  • Wild Turkey Sounds
  • Dojo, a JavaScript toolkit that takes the hard work out of stupid Ajax tricks
  • The Current State of the Irish Language
  • Palaeography, the reading of old handwriting. I got to translate a contract of indentured servitude for work once. That was cool. (thanks metafilter)
  • Routine Recording Cards (thanks lifehacker)
  • Cat and Girl debunk animal myths

Librarian vs. influenza: day twelve

How did you spend your holiday vacation? For the last two weeks I’ve had the flu! I got better for awhile, then right before my future in-laws came for a visit, virus.pngI reverted to what has become my default state: slumped on the couch, cat snoring on my shoulder.

I met a new symptom yesterday (let’s call him “Ralph”) who requires me to consume only miso soup and saltines.

In other news, um, nothing. I’m becoming a connoisseur of Ze Frank’s The Show, which is hilarious and requires only that I summon the energy to press play once in awhile.

I messed around with View Erica Olsen's profile on LinkedInthis morning for a bit before passing out. My cat nurses in his sleep.

How are you? Please write comments and make me feel like I’m part of the world. Anything will do. What did you have for lunch? Heard any good jokes? Movies? Adventures? Accidents? News? Alien invasions? Alan invasions?

Does anyone have cable? Can you tell me what is on tv?

Help.

Librarian vs. influenza: day six

Amid the body pain, sore throat, fever, and seal coughs, I’ve managed to keep myself entertained. Here’s how to beat a week-long flu using only a laptop, broadband, and some good over-the-counter drugs.

Web

  • South Park character maker Version Two. Yes, I said version two. spark2.pngWith even more hairstyles, weird hats, and weapons. Waste your holiday break the new-fashioned way!
  • Download obscure mp3s from emusic.com, a DRM-free site that gives away 50 free downloads to get you hooked. Quite successfully, I might add. They have the entire Alternative Tentacles catalog, so you no longer have to fill out the little form in the back of your Dead Kennedys cassette tape.
  • Facebook – Stalky stalky!
  • Shoe sale at Amazon.com. Ann Klein boots are 65% off. I’m powerless against low-priced yet stylish footware.
  • E-tarot cards. It’s so much more meaningful when you shuffle them with your mouse.
  • My dad’s blog (caution: ham radio geekery)

Print

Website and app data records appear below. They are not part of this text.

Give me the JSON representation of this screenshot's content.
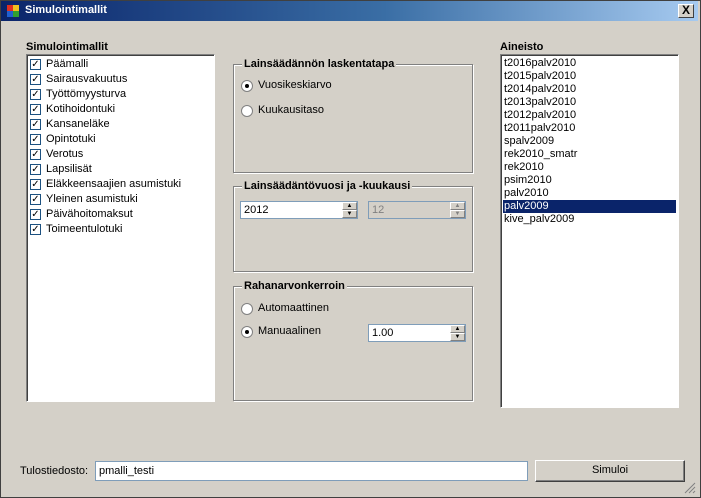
{
  "window": {
    "title": "Simulointimallit",
    "close_label": "X"
  },
  "models": {
    "label": "Simulointimallit",
    "items": [
      {
        "label": "Päämalli",
        "checked": true
      },
      {
        "label": "Sairausvakuutus",
        "checked": true
      },
      {
        "label": "Työttömyysturva",
        "checked": true
      },
      {
        "label": "Kotihoidontuki",
        "checked": true
      },
      {
        "label": "Kansaneläke",
        "checked": true
      },
      {
        "label": "Opintotuki",
        "checked": true
      },
      {
        "label": "Verotus",
        "checked": true
      },
      {
        "label": "Lapsilisät",
        "checked": true
      },
      {
        "label": "Eläkkeensaajien asumistuki",
        "checked": true
      },
      {
        "label": "Yleinen asumistuki",
        "checked": true
      },
      {
        "label": "Päivähoitomaksut",
        "checked": true
      },
      {
        "label": "Toimeentulotuki",
        "checked": true
      }
    ]
  },
  "calc_method": {
    "title": "Lainsäädännön laskentatapa",
    "options": [
      "Vuosikeskiarvo",
      "Kuukausitaso"
    ],
    "selected": "Vuosikeskiarvo"
  },
  "legislation": {
    "title": "Lainsäädäntövuosi ja -kuukausi",
    "year": "2012",
    "month": "12"
  },
  "money_coef": {
    "title": "Rahanarvonkerroin",
    "options": [
      "Automaattinen",
      "Manuaalinen"
    ],
    "selected": "Manuaalinen",
    "value": "1.00"
  },
  "dataset": {
    "label": "Aineisto",
    "items": [
      "t2016palv2010",
      "t2015palv2010",
      "t2014palv2010",
      "t2013palv2010",
      "t2012palv2010",
      "t2011palv2010",
      "spalv2009",
      "rek2010_smatr",
      "rek2010",
      "psim2010",
      "palv2010",
      "palv2009",
      "kive_palv2009"
    ],
    "selected": "palv2009"
  },
  "output": {
    "label": "Tulostiedosto:",
    "value": "pmalli_testi"
  },
  "simulate_button": "Simuloi",
  "colors": {
    "titlebar": "#0a246a",
    "selection": "#0a246a",
    "face": "#d4d0c8"
  }
}
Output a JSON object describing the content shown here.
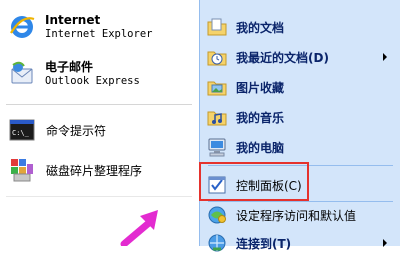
{
  "left": {
    "pinned": [
      {
        "title": "Internet",
        "subtitle": "Internet Explorer",
        "icon": "internet-explorer-icon"
      },
      {
        "title": "电子邮件",
        "subtitle": "Outlook Express",
        "icon": "outlook-express-icon"
      }
    ],
    "recent": [
      {
        "label": "命令提示符",
        "icon": "command-prompt-icon"
      },
      {
        "label": "磁盘碎片整理程序",
        "icon": "disk-defragmenter-icon"
      }
    ]
  },
  "right": {
    "items": [
      {
        "label": "我的文档",
        "icon": "my-documents-icon"
      },
      {
        "label": "我最近的文档(D)",
        "icon": "recent-documents-icon",
        "submenu": true
      },
      {
        "label": "图片收藏",
        "icon": "my-pictures-icon"
      },
      {
        "label": "我的音乐",
        "icon": "my-music-icon"
      },
      {
        "label": "我的电脑",
        "icon": "my-computer-icon"
      },
      {
        "label": "控制面板(C)",
        "icon": "control-panel-icon"
      },
      {
        "label": "设定程序访问和默认值",
        "icon": "program-defaults-icon"
      },
      {
        "label": "连接到(T)",
        "icon": "connect-to-icon",
        "submenu": true
      }
    ]
  },
  "colors": {
    "right_bg": "#d3e5fa",
    "highlight_border": "#e5322d",
    "pointer": "#e32bd0"
  }
}
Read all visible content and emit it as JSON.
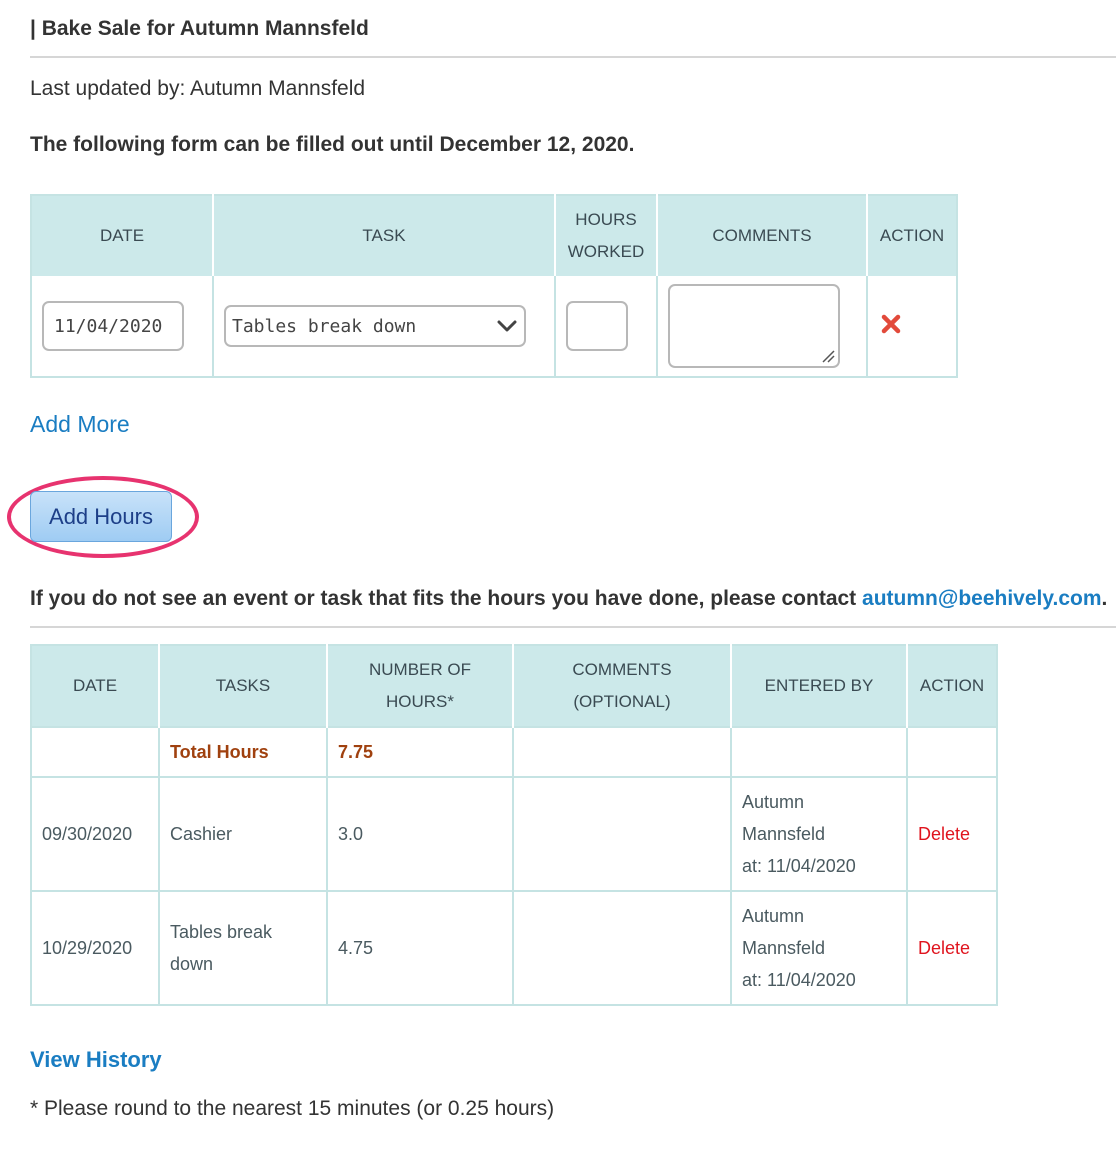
{
  "header": {
    "title": "| Bake Sale for Autumn Mannsfeld",
    "last_updated": "Last updated by: Autumn Mannsfeld",
    "deadline": "The following form can be filled out until December 12, 2020."
  },
  "entry_form": {
    "columns": [
      "DATE",
      "TASK",
      "HOURS\nWORKED",
      "COMMENTS",
      "ACTION"
    ],
    "date_value": "11/04/2020",
    "task_selected": "Tables break down",
    "hours_value": "",
    "comments_value": "",
    "remove_icon": "red-x-icon"
  },
  "links": {
    "add_more": "Add More",
    "view_history": "View History"
  },
  "buttons": {
    "add_hours": "Add Hours"
  },
  "contact": {
    "text": "If you do not see an event or task that fits the hours you have done, please contact ",
    "email": "autumn@beehively.com",
    "suffix": "."
  },
  "history": {
    "columns": [
      "DATE",
      "TASKS",
      "NUMBER OF\nHOURS*",
      "COMMENTS\n(OPTIONAL)",
      "ENTERED BY",
      "ACTION"
    ],
    "total_label": "Total Hours",
    "total_value": "7.75",
    "rows": [
      {
        "date": "09/30/2020",
        "task": "Cashier",
        "hours": "3.0",
        "comments": "",
        "entered_by_name": "Autumn\nMannsfeld",
        "entered_at": "at: 11/04/2020",
        "action": "Delete"
      },
      {
        "date": "10/29/2020",
        "task": "Tables break\ndown",
        "hours": "4.75",
        "comments": "",
        "entered_by_name": "Autumn\nMannsfeld",
        "entered_at": "at: 11/04/2020",
        "action": "Delete"
      }
    ]
  },
  "footnote": "* Please round to the nearest 15 minutes (or 0.25 hours)",
  "colors": {
    "header_bg": "#cce9ea",
    "link": "#1a7dc2",
    "total": "#a0410f",
    "delete": "#e0141e",
    "highlight": "#e7336f"
  }
}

  • New Universal – The latest comic by transmetropolitan genius Warren Ellis. The premise? In a slightly alternate world where Paul was killed instead of John and China owns the moon, individuals begin to spontaneously develop superpowers. Often with unhappy results.
  • White Oleander – I grabbed this from the library book sale because it wasbmag.png well-reviewed, and I enjoyed it despite my friend Kara’s warnings. She has a point, the characters can be less than sympathetic. Still, I enjoyed the book’s authentic voice, and the author’s willingness to describe a young woman’s reaction to desperation and loneliness.
  • Bitch Magazine – I’ve got a subscription. You should too. Give this to smart female patrons who haven’t yet tapped into the vibrant young feminist culture out there.

Video

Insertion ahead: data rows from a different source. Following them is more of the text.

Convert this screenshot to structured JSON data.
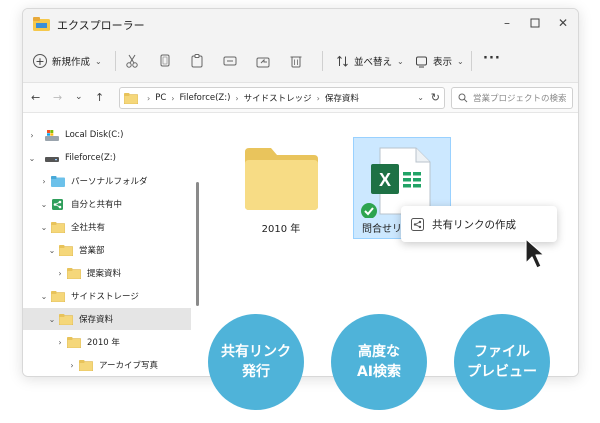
{
  "window": {
    "title": "エクスプローラー"
  },
  "toolbar": {
    "new_label": "新規作成",
    "sort_label": "並べ替え",
    "view_label": "表示",
    "more_label": "···"
  },
  "address": {
    "segments": [
      "PC",
      "Fileforce(Z:)",
      "サイドストレッジ",
      "保存資料"
    ],
    "search_placeholder": "営業プロジェクトの検索"
  },
  "sidebar": {
    "items": [
      {
        "label": "Local Disk(C:)"
      },
      {
        "label": "Fileforce(Z:)"
      },
      {
        "label": "パーソナルフォルダ"
      },
      {
        "label": "自分と共有中"
      },
      {
        "label": "全社共有"
      },
      {
        "label": "営業部"
      },
      {
        "label": "提案資料"
      },
      {
        "label": "サイドストレージ"
      },
      {
        "label": "保存資料"
      },
      {
        "label": "2010 年"
      },
      {
        "label": "アーカイブ写真"
      }
    ]
  },
  "content": {
    "folder_label": "2010 年",
    "file_label": "問合せリスト"
  },
  "context_menu": {
    "item_label": "共有リンクの作成"
  },
  "features": [
    {
      "line1": "共有リンク",
      "line2": "発行"
    },
    {
      "line1": "高度な",
      "line2": "AI検索"
    },
    {
      "line1": "ファイル",
      "line2": "プレビュー"
    }
  ],
  "colors": {
    "accent": "#4fb3d9",
    "folder": "#f5d77a",
    "excel": "#1e7145",
    "selection": "#cce8ff",
    "check": "#2ea44f"
  }
}
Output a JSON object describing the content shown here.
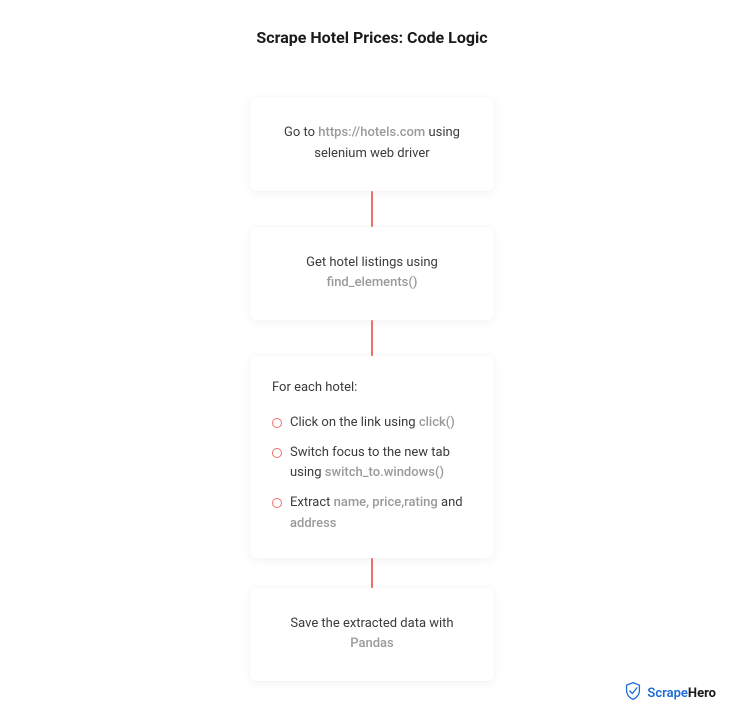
{
  "title": "Scrape Hotel Prices: Code Logic",
  "steps": {
    "step1": {
      "pre": "Go to ",
      "code": "https://hotels.com",
      "post": " using selenium web driver"
    },
    "step2": {
      "pre": "Get hotel listings using ",
      "code": "find_elements()"
    },
    "step3": {
      "heading": "For each hotel:",
      "items": [
        {
          "pre": "Click on the link using ",
          "code": "click()"
        },
        {
          "pre": "Switch focus to the new tab using ",
          "code": "switch_to.windows()"
        },
        {
          "pre": "Extract ",
          "code": "name, price,rating",
          "mid": " and ",
          "code2": "address"
        }
      ]
    },
    "step4": {
      "pre": "Save the extracted data with ",
      "code": "Pandas"
    }
  },
  "brand": {
    "blue": "Scrape",
    "black": "Hero"
  }
}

  • Invader ZimFind and watch this. Kill if you must.
  • The Tick – Mighty! I love Bi-Polar Bear.
  • Battlestar Galactica – There is good acting and directing here, if you don’t mind the occasional robot army and Deus ex machina. zim.pngHere’s a 44 minute recap to get caught up on the plot.
  • Thank you for Smoking – I haven’t watched this yet, but I’ve got the Netflix envelope sitting on the coffee table. I’ll letcha know.
  • Creature Comforts – Not sure if you know this or not but, the Wallace & Grommet folks have a show on the BBC called Creature Comforts. They interview people in Britain about random topics, and overlay their voices onto claymation animals. It’s rather wonderful.
  • Loose Change – an independently-produced video exploring many of the unanswered questions about the events of 9/11. An interesting topic, and less frothing than most. (warning: do not watch while taking cold medicine, as you will be especially vulnerable to sad footage and will probably need to stop the film several times to blow your nose and cry)

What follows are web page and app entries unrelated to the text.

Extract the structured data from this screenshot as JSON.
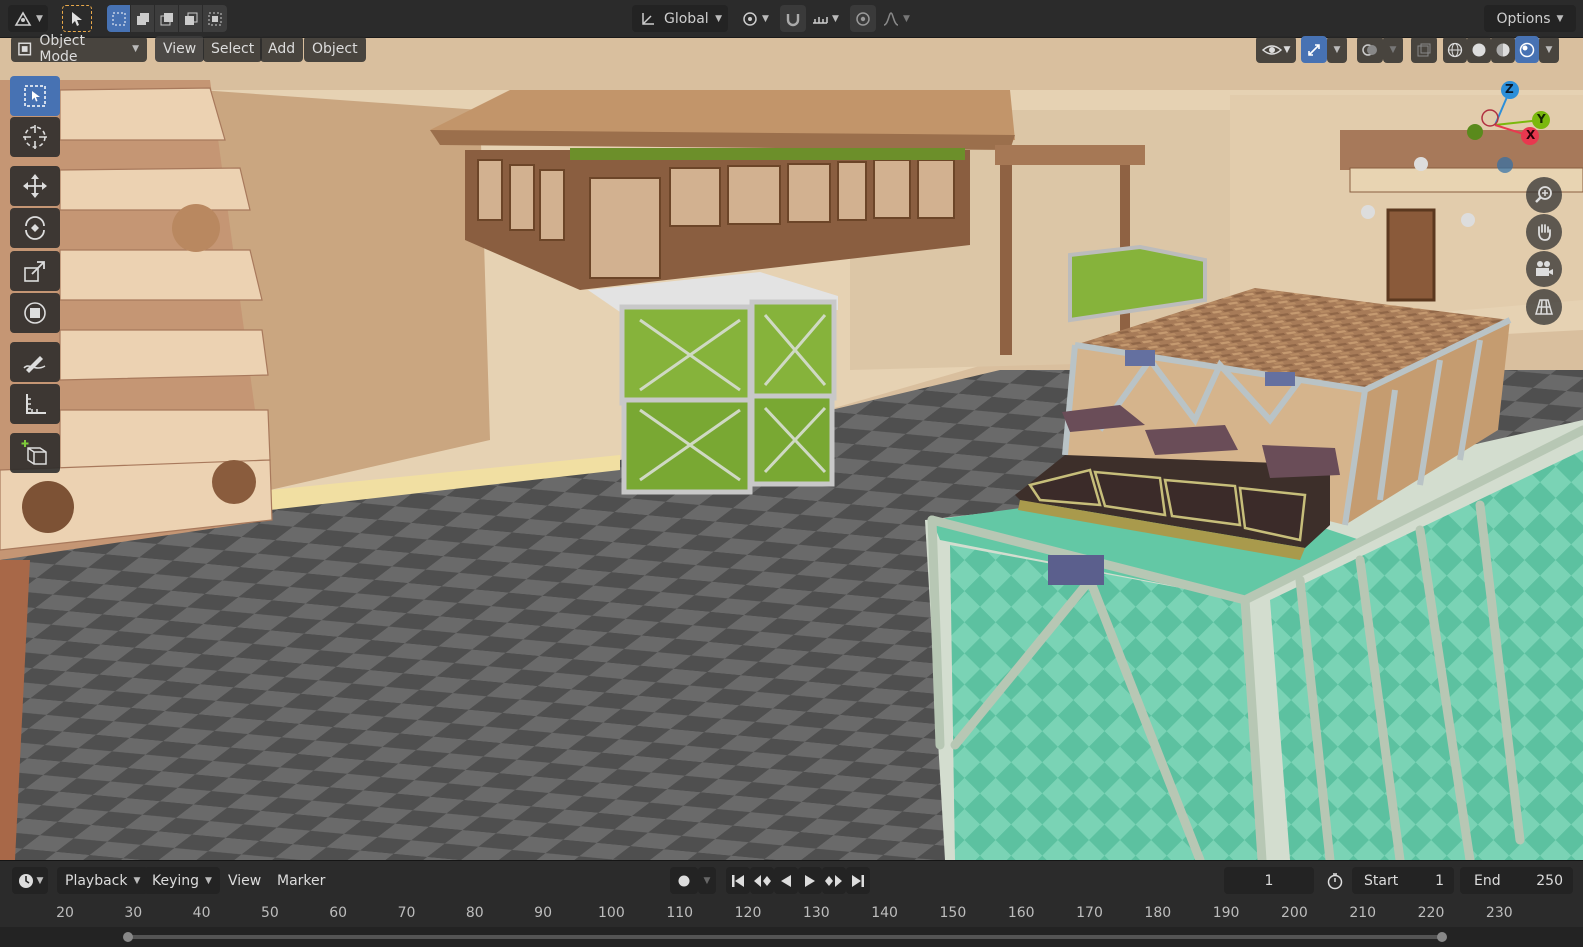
{
  "header": {
    "transform_orientation": "Global",
    "options_label": "Options"
  },
  "viewport_header": {
    "mode_label": "Object Mode",
    "menus": [
      {
        "label": "View"
      },
      {
        "label": "Select"
      },
      {
        "label": "Add"
      },
      {
        "label": "Object"
      }
    ]
  },
  "gizmo": {
    "z_label": "Z",
    "y_label": "Y",
    "x_label": "X",
    "colors": {
      "x": "#e8384f",
      "y": "#7ab80d",
      "z": "#2c8fda"
    }
  },
  "timeline": {
    "menus": [
      {
        "label": "Playback"
      },
      {
        "label": "Keying"
      },
      {
        "label": "View"
      },
      {
        "label": "Marker"
      }
    ],
    "current_frame": "1",
    "start_label": "Start",
    "start_value": "1",
    "end_label": "End",
    "end_value": "250",
    "ruler_ticks": [
      "20",
      "30",
      "40",
      "50",
      "60",
      "70",
      "80",
      "90",
      "100",
      "110",
      "120",
      "130",
      "140",
      "150",
      "160",
      "170",
      "180",
      "190",
      "200",
      "210",
      "220",
      "230"
    ]
  },
  "colors": {
    "accent": "#4772b3",
    "header_bg": "#2b2b2b"
  }
}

Realia

  • Cats – Preferably in a large pile, nesting around your head. Include one that doesn’t mind being used as a pillow.
  • benzydamine.png

  • French cold medicine. Seriously? This stuff is fun. I can see my house from here.